WASHINGTON — The Federal Reserve is torn over when to slow its aggressive efforts to stimulate the economy.
Its uncertainty burst into view Wednesday, when Chairman Ben Bernanke testified to Congress in the morning and the Fed released the minutes of its last policy meeting in the afternoon.
Bernanke testified he believes it is too soon for the Fed to pull back on its support for the economy, including its $85 billion a month in Treasury and mortgage bond purchases. But minutes from the Fed's April 30-May 1 meeting showed that several members favored cutting the level of purchases, perhaps as early as June. Even that was hard to decipher because the minutes said members would have to agree that the economy had shown strong and sustained growth before the Fed would slow its bond purchases.
The Fed is buying the bonds to try to ease long-term borrowing costs, encourage borrowing and accelerate growth. And it has said it will maintain its pace of bond purchases until the job market improves substantially.
Economists don't expect the Fed to curtail the bond purchases next month. But Paul Ashworth, chief U.S. economist for Capital Economics, said the September meeting is a real possibility.
For one thing, Bernanke told lawmakers Wednesday that the Fed might reduce the purchases within the next few meetings if the job market showed "real and sustainable progress." Still, whatever the Fed does is likely to be done gradually, Ashworth said.
"It could begin with a relatively trivial reduction to gauge market reaction," he said.
Most of Bernanke's testimony Wednesday to the Joint Economic Committee focused on the many risks the U.S. economy still faces and the help the Fed's support programs have provided. His remarks suggested that the Fed isn't ready to taper the bond purchases.
In recent weeks, the job market and the broader economy have shown renewed vigor. The unemployment rate has reached a four-year low of 7.5 percent. A resurgent housing market has helped lift consumer confidence. And a powerful stock market rally has made many consumers feel wealthier.

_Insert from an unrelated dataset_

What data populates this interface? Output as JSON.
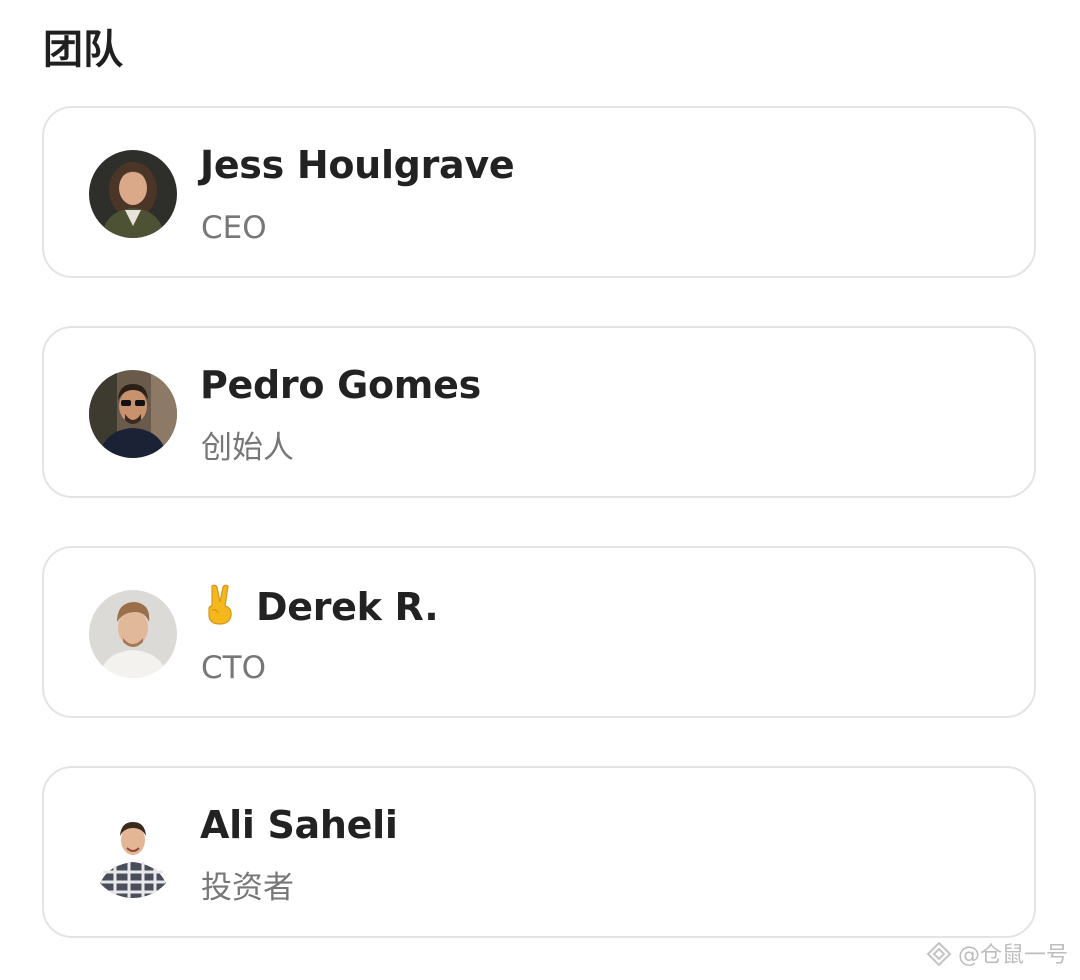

Unemployment does remain well above levels consistent with healthy economies. And some economic sectors, including manufacturing, are struggling. Bernanke also said higher taxes and deep federal spending cuts will likely slow growth this year.
David Wyss, a former Fed economist who teaches at Brown University, said recent economic data has been mixed, suggesting that the Fed is unlikely to change course soon.
"I can't see them doing anything before fall, and they may well wait until next year," he said.
And when the Fed does start trimming its bond purchases, Wyss predicts they will cut the pace to about $50 billion as a first step and then spend most of 2014 gradually reducing that level to zero.
He expects investors' reaction by then to be "fairly muted."
"I would assume the market will be expecting it by the time they finally do it," Wyss said.